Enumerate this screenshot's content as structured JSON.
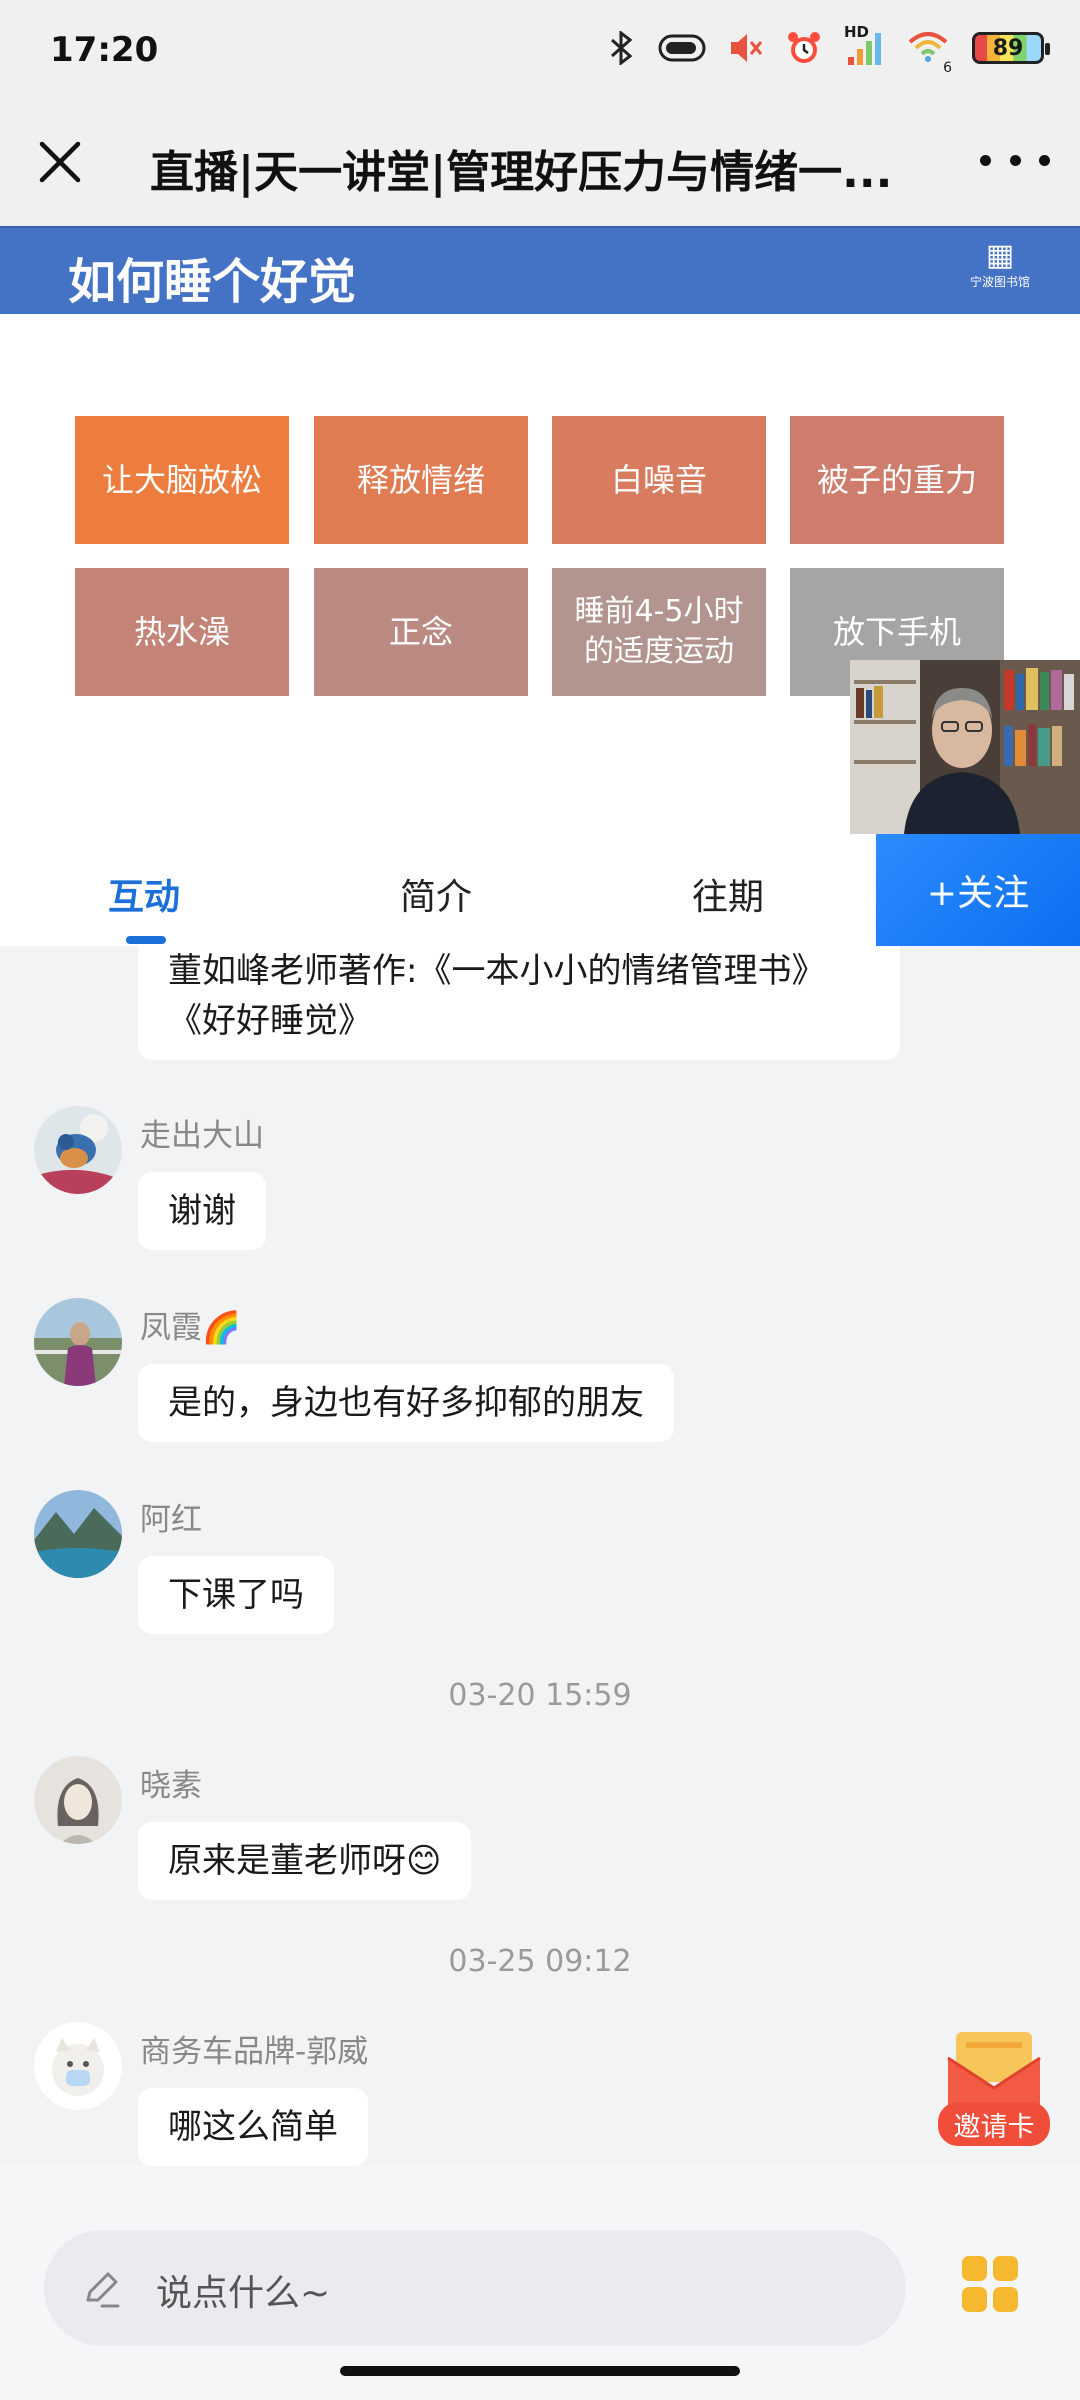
{
  "status": {
    "time": "17:20",
    "hd_label": "HD",
    "wifi_badge": "6",
    "battery": "89"
  },
  "header": {
    "title": "直播|天一讲堂|管理好压力与情绪一..."
  },
  "slide": {
    "title": "如何睡个好觉",
    "logo_text": "宁波图书馆",
    "tiles": [
      {
        "label": "让大脑放松",
        "color": "#ed7d3f"
      },
      {
        "label": "释放情绪",
        "color": "#e07b52"
      },
      {
        "label": "白噪音",
        "color": "#d87c60"
      },
      {
        "label": "被子的重力",
        "color": "#ce7d6c"
      },
      {
        "label": "热水澡",
        "color": "#c38377"
      },
      {
        "label": "正念",
        "color": "#bb8a82"
      },
      {
        "label": "睡前4-5小时的适度运动",
        "color": "#b2958f"
      },
      {
        "label": "放下手机",
        "color": "#a5a5a5"
      }
    ]
  },
  "tabs": {
    "items": [
      "互动",
      "简介",
      "往期"
    ],
    "follow": "+关注"
  },
  "chat": {
    "pinned": "董如峰老师著作:《一本小小的情绪管理书》《好好睡觉》",
    "messages": [
      {
        "user": "走出大山",
        "text": "谢谢"
      },
      {
        "user": "凤霞🌈",
        "text": "是的，身边也有好多抑郁的朋友"
      },
      {
        "user": "阿红",
        "text": "下课了吗"
      },
      {
        "user": "晓素",
        "text": "原来是董老师呀😊"
      },
      {
        "user": "商务车品牌-郭威",
        "text": "哪这么简单"
      }
    ],
    "timestamps": [
      "03-20 15:59",
      "03-25 09:12"
    ]
  },
  "invite_card": {
    "label": "邀请卡"
  },
  "input": {
    "placeholder": "说点什么~"
  }
}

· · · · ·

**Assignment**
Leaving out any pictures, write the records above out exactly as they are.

**Solution for this problem**
Enumerate this screenshot's content as structured JSON.
{
  "status": {
    "time": "17:20",
    "hd_label": "HD",
    "wifi_badge": "6",
    "battery": "89"
  },
  "header": {
    "title": "直播|天一讲堂|管理好压力与情绪一..."
  },
  "slide": {
    "title": "如何睡个好觉",
    "logo_text": "宁波图书馆",
    "tiles": [
      {
        "label": "让大脑放松",
        "color": "#ed7d3f"
      },
      {
        "label": "释放情绪",
        "color": "#e07b52"
      },
      {
        "label": "白噪音",
        "color": "#d87c60"
      },
      {
        "label": "被子的重力",
        "color": "#ce7d6c"
      },
      {
        "label": "热水澡",
        "color": "#c38377"
      },
      {
        "label": "正念",
        "color": "#bb8a82"
      },
      {
        "label": "睡前4-5小时的适度运动",
        "color": "#b2958f"
      },
      {
        "label": "放下手机",
        "color": "#a5a5a5"
      }
    ]
  },
  "tabs": {
    "items": [
      "互动",
      "简介",
      "往期"
    ],
    "follow": "+关注"
  },
  "chat": {
    "pinned": "董如峰老师著作:《一本小小的情绪管理书》《好好睡觉》",
    "messages": [
      {
        "user": "走出大山",
        "text": "谢谢"
      },
      {
        "user": "凤霞🌈",
        "text": "是的，身边也有好多抑郁的朋友"
      },
      {
        "user": "阿红",
        "text": "下课了吗"
      },
      {
        "user": "晓素",
        "text": "原来是董老师呀😊"
      },
      {
        "user": "商务车品牌-郭威",
        "text": "哪这么简单"
      }
    ],
    "timestamps": [
      "03-20 15:59",
      "03-25 09:12"
    ]
  },
  "invite_card": {
    "label": "邀请卡"
  },
  "input": {
    "placeholder": "说点什么~"
  }
}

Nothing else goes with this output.